Americanizing Shelley (2007)
Fourth and final collaboration with director Lorraine Senna, this film is about a wannabe Hollywood player (Beau Bridges) who sets out to Americanize an Indian girl from the Himalayas. I have not seen the film or heard the music. Trivia: Jay Ferguson has a role in the film. Name: Ben Dover.
Women’s Murder Club (2007)
Quite successful crime/drama series. Jay Ferguson scored the first 9 episodes of this, before Jason Derlatka and Jon Ehrlich took over on the last 4. But something had changed since the 80s and 90s: Now the opening theme for a TV series like this lasted a mere 8 seconds. No chance for a composer to put his mark on a show.
On the Road in America (2007)
Ferguson is credited with additional music for one episode of this reality TV series about four muslim Arabs’ trek across the USA in an RV with a new take on culture clash.
Reservation Road (2007)
On this well-known film, Jay Ferguson is credited as producer of the traditional melody «Red River Valley», performed by David Tolegian and Heather Levin. The score is by Mark Isham.
Endless Bummer (2009)
This is so far the last fiction feature film that Jay Ferguson has scored. Director Sam Pillsbury had worked with the composer on an Eerie, Indiana episode back in 1991 and hired him again on this comedy from National Lampoon almost 20 years later. There was a soundtrack album released on Blackheart Records which included one track by Jay (Ferguson) & J.D. feat. Chris Byrd called «Pierpont (A Beautiful Day)». Ferguson also produced five more tracks on the album, all of them more or less in the punk rock genre, like this:
1 a Minute (2010)
The main actress from Americanizing Shelley, Namrata Singh Gujral, directed this documentary-drama about a breast cancer survivor. Tina Guo (now known for working extensively with Hans Zimmer) performs on the cello, while music editor and music producer is Michael Mason, who has lots of credits on big Hollywood movies.
NCIS: Los Angeles (2010 – 2021)
According to IMDB, Jay Ferguson has scored 267 – two hundred and sixty seven – episodes of this series over an 11-year period. James S. Levine scored the first season, and it is still his theme that is featured in the series. Since 2017, composer Craig Dobbin has worked alongside Ferguson on the music for the show. In 2013, a soundtrack album including songs (no score) was released, and there is still zero score material for this series available on CD or download. Clearly a job for a label like La La Land Records to redeem that error.
Internal Visions of Art 365 (2013)
30-minute documentary directed by Erik Hudson. Several composers, including Jay Ferguson, are credited with music. The film can be watched on Vimeo:
You Can Thrive! (2015)
A four-week guide to cancer survival, directed by the aforementioned Namrata Singh Gujral from Americanizing Shelley and 1 a Minute.
Thrive With Namrata (2015)
This is a health- and cancer-related talk show that features 12 short episodes. It is unclear how much music Jay Ferguson wrote for the show.

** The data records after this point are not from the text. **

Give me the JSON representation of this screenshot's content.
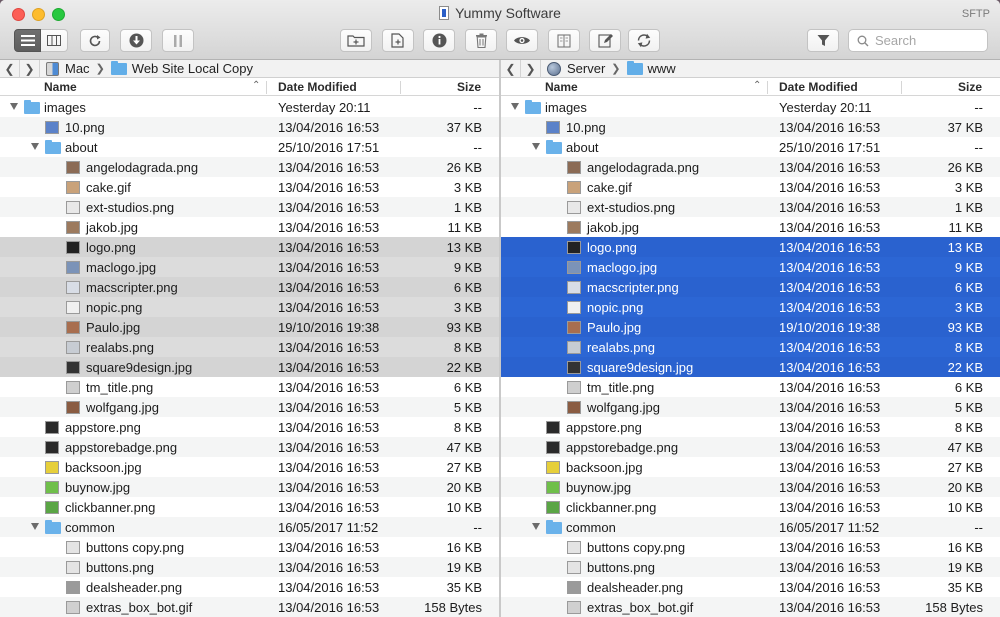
{
  "window": {
    "title": "Yummy Software",
    "protocol": "SFTP"
  },
  "toolbar": {
    "search_placeholder": "Search",
    "buttons": [
      {
        "id": "list-view",
        "icon": "list-view-icon"
      },
      {
        "id": "column-view",
        "icon": "column-view-icon"
      },
      {
        "id": "refresh",
        "icon": "refresh-icon"
      },
      {
        "id": "download",
        "icon": "download-icon"
      },
      {
        "id": "pause",
        "icon": "pause-icon"
      },
      {
        "id": "new-folder",
        "icon": "new-folder-icon"
      },
      {
        "id": "new-file",
        "icon": "new-file-icon"
      },
      {
        "id": "info",
        "icon": "info-icon"
      },
      {
        "id": "trash",
        "icon": "trash-icon"
      },
      {
        "id": "preview",
        "icon": "eye-icon"
      },
      {
        "id": "compare",
        "icon": "compare-icon"
      },
      {
        "id": "edit",
        "icon": "edit-icon"
      },
      {
        "id": "sync",
        "icon": "sync-icon"
      },
      {
        "id": "filter",
        "icon": "filter-icon"
      }
    ]
  },
  "columns": {
    "name": "Name",
    "date": "Date Modified",
    "size": "Size"
  },
  "left": {
    "path": [
      "Mac",
      "Web Site Local Copy"
    ],
    "rows": [
      {
        "name": "images",
        "date": "Yesterday 20:11",
        "size": "--",
        "level": 0,
        "folder": true,
        "open": true,
        "icon": "#6ab2ea",
        "state": "none"
      },
      {
        "name": "10.png",
        "date": "13/04/2016 16:53",
        "size": "37 KB",
        "level": 1,
        "icon": "#5b82c9",
        "state": "none"
      },
      {
        "name": "about",
        "date": "25/10/2016 17:51",
        "size": "--",
        "level": 1,
        "folder": true,
        "open": true,
        "icon": "#6ab2ea",
        "state": "none"
      },
      {
        "name": "angelodagrada.png",
        "date": "13/04/2016 16:53",
        "size": "26 KB",
        "level": 2,
        "icon": "#8b6b55",
        "state": "none"
      },
      {
        "name": "cake.gif",
        "date": "13/04/2016 16:53",
        "size": "3 KB",
        "level": 2,
        "icon": "#c9a27a",
        "state": "none"
      },
      {
        "name": "ext-studios.png",
        "date": "13/04/2016 16:53",
        "size": "1 KB",
        "level": 2,
        "icon": "#e8e8e8",
        "state": "none"
      },
      {
        "name": "jakob.jpg",
        "date": "13/04/2016 16:53",
        "size": "11 KB",
        "level": 2,
        "icon": "#9c7a5e",
        "state": "none"
      },
      {
        "name": "logo.png",
        "date": "13/04/2016 16:53",
        "size": "13 KB",
        "level": 2,
        "icon": "#222222",
        "state": "gray"
      },
      {
        "name": "maclogo.jpg",
        "date": "13/04/2016 16:53",
        "size": "9 KB",
        "level": 2,
        "icon": "#7b93b8",
        "state": "gray"
      },
      {
        "name": "macscripter.png",
        "date": "13/04/2016 16:53",
        "size": "6 KB",
        "level": 2,
        "icon": "#d8dde6",
        "state": "gray"
      },
      {
        "name": "nopic.png",
        "date": "13/04/2016 16:53",
        "size": "3 KB",
        "level": 2,
        "icon": "#f0f0f0",
        "state": "gray"
      },
      {
        "name": "Paulo.jpg",
        "date": "19/10/2016 19:38",
        "size": "93 KB",
        "level": 2,
        "icon": "#a86e4f",
        "state": "gray"
      },
      {
        "name": "realabs.png",
        "date": "13/04/2016 16:53",
        "size": "8 KB",
        "level": 2,
        "icon": "#c7ccd3",
        "state": "gray"
      },
      {
        "name": "square9design.jpg",
        "date": "13/04/2016 16:53",
        "size": "22 KB",
        "level": 2,
        "icon": "#333333",
        "state": "gray"
      },
      {
        "name": "tm_title.png",
        "date": "13/04/2016 16:53",
        "size": "6 KB",
        "level": 2,
        "icon": "#cfcfcf",
        "state": "none"
      },
      {
        "name": "wolfgang.jpg",
        "date": "13/04/2016 16:53",
        "size": "5 KB",
        "level": 2,
        "icon": "#8a5c42",
        "state": "none"
      },
      {
        "name": "appstore.png",
        "date": "13/04/2016 16:53",
        "size": "8 KB",
        "level": 1,
        "icon": "#2a2a2a",
        "state": "none"
      },
      {
        "name": "appstorebadge.png",
        "date": "13/04/2016 16:53",
        "size": "47 KB",
        "level": 1,
        "icon": "#2a2a2a",
        "state": "none"
      },
      {
        "name": "backsoon.jpg",
        "date": "13/04/2016 16:53",
        "size": "27 KB",
        "level": 1,
        "icon": "#e6cf3a",
        "state": "none"
      },
      {
        "name": "buynow.jpg",
        "date": "13/04/2016 16:53",
        "size": "20 KB",
        "level": 1,
        "icon": "#6fbf4a",
        "state": "none"
      },
      {
        "name": "clickbanner.png",
        "date": "13/04/2016 16:53",
        "size": "10 KB",
        "level": 1,
        "icon": "#5aa545",
        "state": "none"
      },
      {
        "name": "common",
        "date": "16/05/2017 11:52",
        "size": "--",
        "level": 1,
        "folder": true,
        "open": true,
        "icon": "#6ab2ea",
        "state": "none"
      },
      {
        "name": "buttons copy.png",
        "date": "13/04/2016 16:53",
        "size": "16 KB",
        "level": 2,
        "icon": "#e4e4e4",
        "state": "none"
      },
      {
        "name": "buttons.png",
        "date": "13/04/2016 16:53",
        "size": "19 KB",
        "level": 2,
        "icon": "#e4e4e4",
        "state": "none"
      },
      {
        "name": "dealsheader.png",
        "date": "13/04/2016 16:53",
        "size": "35 KB",
        "level": 2,
        "icon": "#9a9a9a",
        "state": "none"
      },
      {
        "name": "extras_box_bot.gif",
        "date": "13/04/2016 16:53",
        "size": "158 Bytes",
        "level": 2,
        "icon": "#d0d0d0",
        "state": "none"
      }
    ]
  },
  "right": {
    "path": [
      "Server",
      "www"
    ],
    "rows": [
      {
        "name": "images",
        "date": "Yesterday 20:11",
        "size": "--",
        "level": 0,
        "folder": true,
        "open": true,
        "icon": "#6ab2ea",
        "state": "none"
      },
      {
        "name": "10.png",
        "date": "13/04/2016 16:53",
        "size": "37 KB",
        "level": 1,
        "icon": "#5b82c9",
        "state": "none"
      },
      {
        "name": "about",
        "date": "25/10/2016 17:51",
        "size": "--",
        "level": 1,
        "folder": true,
        "open": true,
        "icon": "#6ab2ea",
        "state": "none"
      },
      {
        "name": "angelodagrada.png",
        "date": "13/04/2016 16:53",
        "size": "26 KB",
        "level": 2,
        "icon": "#8b6b55",
        "state": "none"
      },
      {
        "name": "cake.gif",
        "date": "13/04/2016 16:53",
        "size": "3 KB",
        "level": 2,
        "icon": "#c9a27a",
        "state": "none"
      },
      {
        "name": "ext-studios.png",
        "date": "13/04/2016 16:53",
        "size": "1 KB",
        "level": 2,
        "icon": "#e8e8e8",
        "state": "none"
      },
      {
        "name": "jakob.jpg",
        "date": "13/04/2016 16:53",
        "size": "11 KB",
        "level": 2,
        "icon": "#9c7a5e",
        "state": "none"
      },
      {
        "name": "logo.png",
        "date": "13/04/2016 16:53",
        "size": "13 KB",
        "level": 2,
        "icon": "#222222",
        "state": "sel"
      },
      {
        "name": "maclogo.jpg",
        "date": "13/04/2016 16:53",
        "size": "9 KB",
        "level": 2,
        "icon": "#7b93b8",
        "state": "sel"
      },
      {
        "name": "macscripter.png",
        "date": "13/04/2016 16:53",
        "size": "6 KB",
        "level": 2,
        "icon": "#d8dde6",
        "state": "sel"
      },
      {
        "name": "nopic.png",
        "date": "13/04/2016 16:53",
        "size": "3 KB",
        "level": 2,
        "icon": "#f0f0f0",
        "state": "sel"
      },
      {
        "name": "Paulo.jpg",
        "date": "19/10/2016 19:38",
        "size": "93 KB",
        "level": 2,
        "icon": "#a86e4f",
        "state": "sel"
      },
      {
        "name": "realabs.png",
        "date": "13/04/2016 16:53",
        "size": "8 KB",
        "level": 2,
        "icon": "#c7ccd3",
        "state": "sel"
      },
      {
        "name": "square9design.jpg",
        "date": "13/04/2016 16:53",
        "size": "22 KB",
        "level": 2,
        "icon": "#333333",
        "state": "sel"
      },
      {
        "name": "tm_title.png",
        "date": "13/04/2016 16:53",
        "size": "6 KB",
        "level": 2,
        "icon": "#cfcfcf",
        "state": "none"
      },
      {
        "name": "wolfgang.jpg",
        "date": "13/04/2016 16:53",
        "size": "5 KB",
        "level": 2,
        "icon": "#8a5c42",
        "state": "none"
      },
      {
        "name": "appstore.png",
        "date": "13/04/2016 16:53",
        "size": "8 KB",
        "level": 1,
        "icon": "#2a2a2a",
        "state": "none"
      },
      {
        "name": "appstorebadge.png",
        "date": "13/04/2016 16:53",
        "size": "47 KB",
        "level": 1,
        "icon": "#2a2a2a",
        "state": "none"
      },
      {
        "name": "backsoon.jpg",
        "date": "13/04/2016 16:53",
        "size": "27 KB",
        "level": 1,
        "icon": "#e6cf3a",
        "state": "none"
      },
      {
        "name": "buynow.jpg",
        "date": "13/04/2016 16:53",
        "size": "20 KB",
        "level": 1,
        "icon": "#6fbf4a",
        "state": "none"
      },
      {
        "name": "clickbanner.png",
        "date": "13/04/2016 16:53",
        "size": "10 KB",
        "level": 1,
        "icon": "#5aa545",
        "state": "none"
      },
      {
        "name": "common",
        "date": "16/05/2017 11:52",
        "size": "--",
        "level": 1,
        "folder": true,
        "open": true,
        "icon": "#6ab2ea",
        "state": "none"
      },
      {
        "name": "buttons copy.png",
        "date": "13/04/2016 16:53",
        "size": "16 KB",
        "level": 2,
        "icon": "#e4e4e4",
        "state": "none"
      },
      {
        "name": "buttons.png",
        "date": "13/04/2016 16:53",
        "size": "19 KB",
        "level": 2,
        "icon": "#e4e4e4",
        "state": "none"
      },
      {
        "name": "dealsheader.png",
        "date": "13/04/2016 16:53",
        "size": "35 KB",
        "level": 2,
        "icon": "#9a9a9a",
        "state": "none"
      },
      {
        "name": "extras_box_bot.gif",
        "date": "13/04/2016 16:53",
        "size": "158 Bytes",
        "level": 2,
        "icon": "#d0d0d0",
        "state": "none"
      }
    ]
  },
  "colors": {
    "selection": "#2c66d4",
    "inactive_selection": "#dcdcdc",
    "folder": "#6ab2ea"
  }
}
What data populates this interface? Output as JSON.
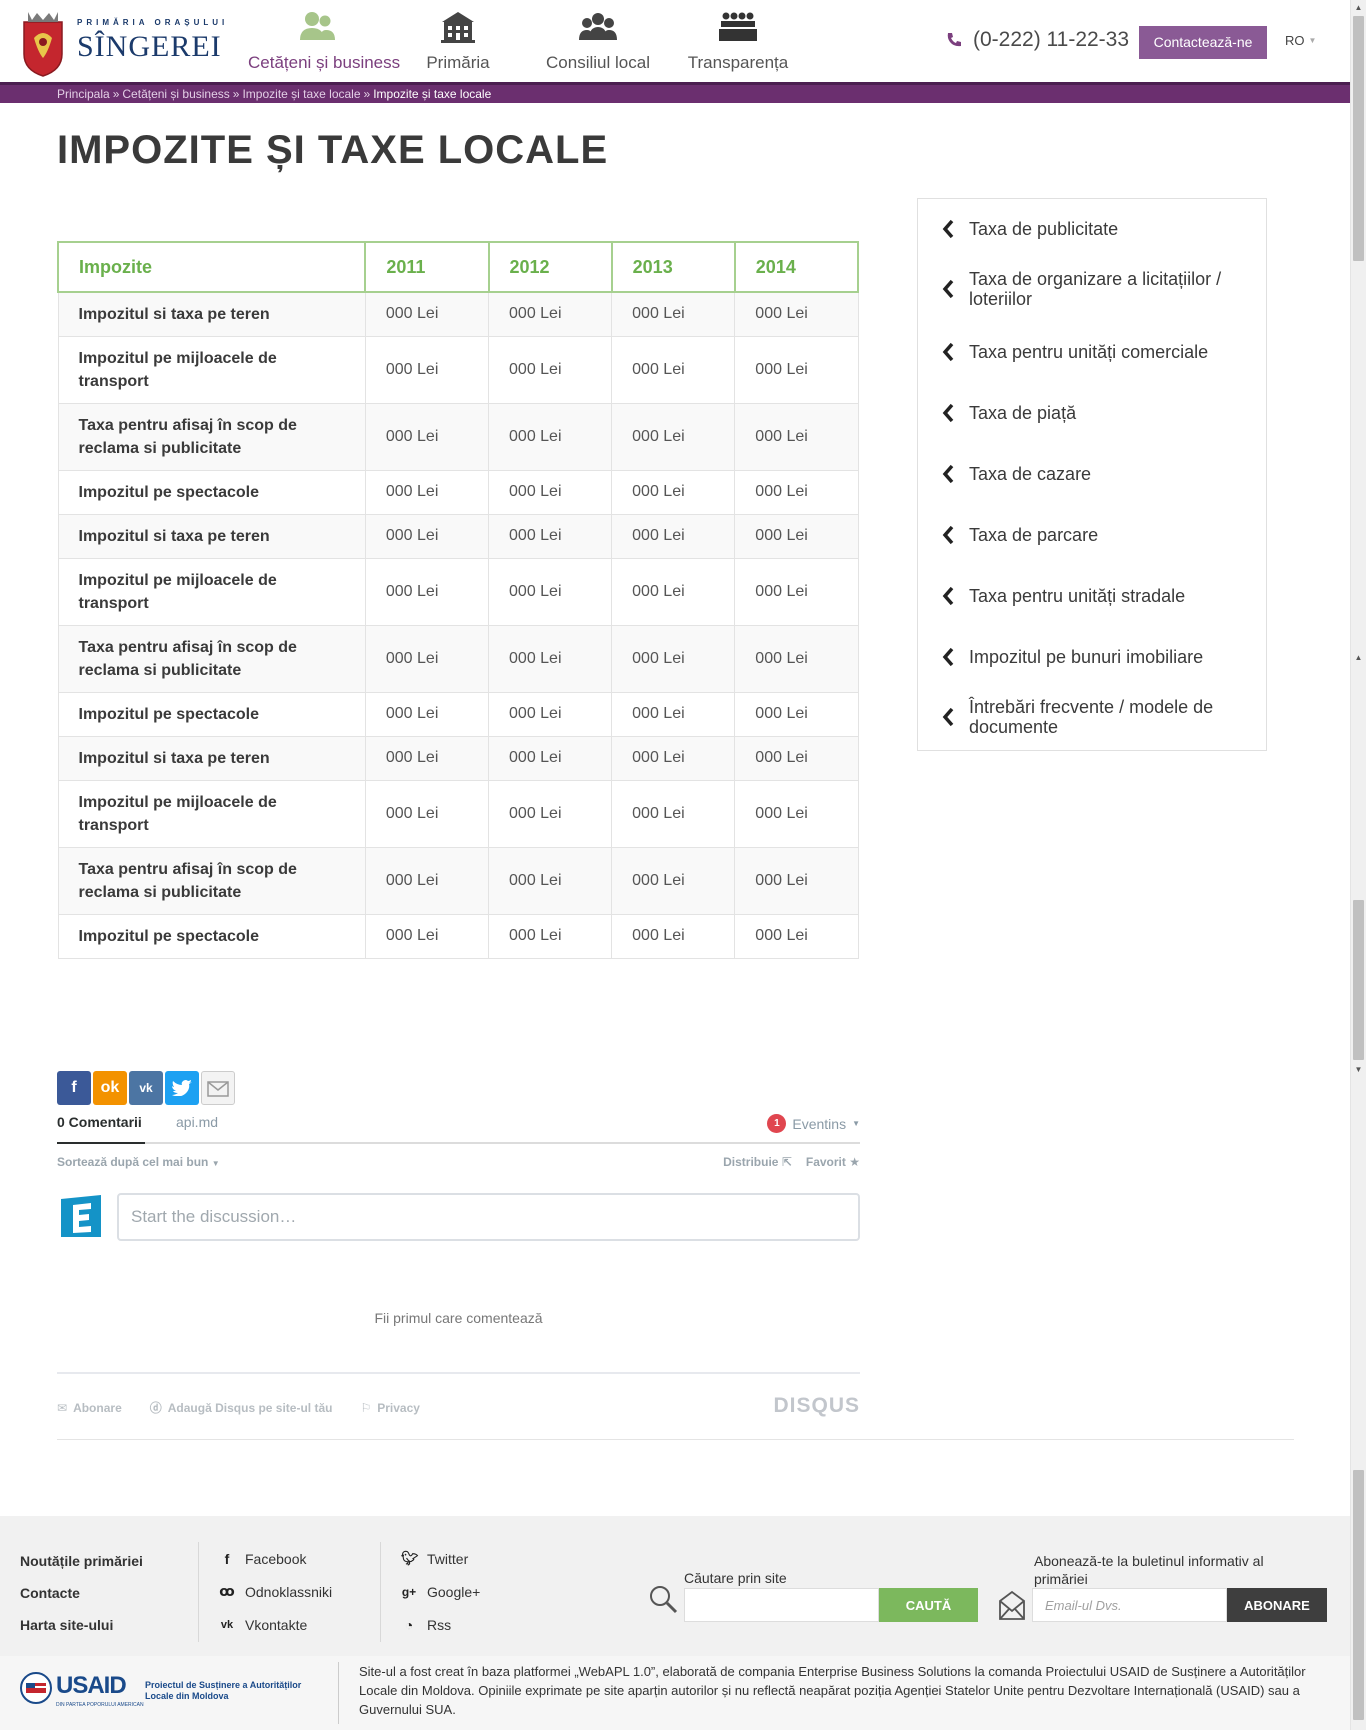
{
  "brand": {
    "top_line": "PRIMĂRIA ORAȘULUI",
    "name": "SÎNGEREI",
    "colors": {
      "primary": "#6b2f6f",
      "accent_green": "#6ab04c",
      "button_purple": "#8a5a95"
    }
  },
  "nav": {
    "items": [
      {
        "label": "Cetățeni și business",
        "icon": "people-icon",
        "active": true
      },
      {
        "label": "Primăria",
        "icon": "building-icon",
        "active": false
      },
      {
        "label": "Consiliul local",
        "icon": "council-icon",
        "active": false
      },
      {
        "label": "Transparența",
        "icon": "meeting-icon",
        "active": false
      }
    ]
  },
  "header": {
    "phone": "(0-222) 11-22-33",
    "contact_button": "Contactează-ne",
    "language": "RO"
  },
  "breadcrumb": {
    "items": [
      "Principala",
      "Cetățeni și business",
      "Impozite și taxe locale"
    ],
    "separator": "»",
    "current": "Impozite și taxe locale"
  },
  "page": {
    "title": "IMPOZITE ȘI TAXE LOCALE"
  },
  "table": {
    "headers": [
      "Impozite",
      "2011",
      "2012",
      "2013",
      "2014"
    ],
    "rows": [
      {
        "name": "Impozitul si taxa pe teren",
        "values": [
          "000 Lei",
          "000 Lei",
          "000 Lei",
          "000 Lei"
        ]
      },
      {
        "name": "Impozitul pe mijloacele de transport",
        "values": [
          "000 Lei",
          "000 Lei",
          "000 Lei",
          "000 Lei"
        ]
      },
      {
        "name": "Taxa pentru afisaj în scop de reclama si publicitate",
        "values": [
          "000 Lei",
          "000 Lei",
          "000 Lei",
          "000 Lei"
        ]
      },
      {
        "name": "Impozitul pe spectacole",
        "values": [
          "000 Lei",
          "000 Lei",
          "000 Lei",
          "000 Lei"
        ]
      },
      {
        "name": "Impozitul si taxa pe teren",
        "values": [
          "000 Lei",
          "000 Lei",
          "000 Lei",
          "000 Lei"
        ]
      },
      {
        "name": "Impozitul pe mijloacele de transport",
        "values": [
          "000 Lei",
          "000 Lei",
          "000 Lei",
          "000 Lei"
        ]
      },
      {
        "name": "Taxa pentru afisaj în scop de reclama si publicitate",
        "values": [
          "000 Lei",
          "000 Lei",
          "000 Lei",
          "000 Lei"
        ]
      },
      {
        "name": "Impozitul pe spectacole",
        "values": [
          "000 Lei",
          "000 Lei",
          "000 Lei",
          "000 Lei"
        ]
      },
      {
        "name": "Impozitul si taxa pe teren",
        "values": [
          "000 Lei",
          "000 Lei",
          "000 Lei",
          "000 Lei"
        ]
      },
      {
        "name": "Impozitul pe mijloacele de transport",
        "values": [
          "000 Lei",
          "000 Lei",
          "000 Lei",
          "000 Lei"
        ]
      },
      {
        "name": "Taxa pentru afisaj în scop de reclama si publicitate",
        "values": [
          "000 Lei",
          "000 Lei",
          "000 Lei",
          "000 Lei"
        ]
      },
      {
        "name": "Impozitul pe spectacole",
        "values": [
          "000 Lei",
          "000 Lei",
          "000 Lei",
          "000 Lei"
        ]
      }
    ]
  },
  "sidebar": {
    "items": [
      "Taxa de publicitate",
      "Taxa de organizare a licitațiilor / loteriilor",
      "Taxa pentru unități comerciale",
      "Taxa de piață",
      "Taxa de cazare",
      "Taxa de parcare",
      "Taxa pentru unități stradale",
      "Impozitul pe bunuri imobiliare",
      "Întrebări frecvente / modele de documente"
    ]
  },
  "share": {
    "buttons": [
      "facebook-icon",
      "odnoklassniki-icon",
      "vkontakte-icon",
      "twitter-icon",
      "email-icon"
    ]
  },
  "comments": {
    "count_tab": "0 Comentarii",
    "site_tab": "api.md",
    "notification_count": "1",
    "user": "Eventins",
    "sort": "Sortează după cel mai bun",
    "share": "Distribuie",
    "favorite": "Favorit",
    "placeholder": "Start the discussion…",
    "first": "Fii primul care comentează",
    "footer_links": [
      "Abonare",
      "Adaugă Disqus pe site-ul tău",
      "Privacy"
    ],
    "brand": "DISQUS"
  },
  "footer": {
    "links": [
      "Noutățile primăriei",
      "Contacte",
      "Harta site-ului"
    ],
    "social_col1": [
      {
        "label": "Facebook",
        "icon": "facebook-icon"
      },
      {
        "label": "Odnoklassniki",
        "icon": "odnoklassniki-icon"
      },
      {
        "label": "Vkontakte",
        "icon": "vkontakte-icon"
      }
    ],
    "social_col2": [
      {
        "label": "Twitter",
        "icon": "twitter-icon"
      },
      {
        "label": "Google+",
        "icon": "google-plus-icon"
      },
      {
        "label": "Rss",
        "icon": "rss-icon"
      }
    ],
    "search_label": "Căutare prin site",
    "search_button": "CAUTĂ",
    "subscribe_label": "Abonează-te la buletinul informativ al primăriei",
    "subscribe_placeholder": "Email-ul Dvs.",
    "subscribe_button": "ABONARE",
    "usaid_logo": "USAID",
    "usaid_sub": "DIN PARTEA POPORULUI AMERICAN",
    "usaid_project": "Proiectul de Susținere a Autorităților Locale din Moldova",
    "disclaimer": "Site-ul a fost creat în baza platformei „WebAPL 1.0”, elaborată de compania Enterprise Business Solutions la comanda Proiectului USAID de Susținere a Autorităților Locale din Moldova. Opiniile exprimate pe site aparțin autorilor și nu reflectă neapărat poziția Agenției Statelor Unite pentru Dezvoltare Internațională (USAID) sau a Guvernului SUA."
  }
}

5 Weddings (2018)
Jay Ferguson wrote additional music to this film directed by his friend Namrata Singh Gujral. The movie is a North American/Indian co-production.
Threat Level Midnight: The Movie (2019)
25-minute “movie-within-movie”, as directed by the Michael Scott character in The Office. Jay Ferguson is credited as composer of main title theme.
I scored the theme to Melrose Place.
The music here never aired.
But did you compose the theme I linked to?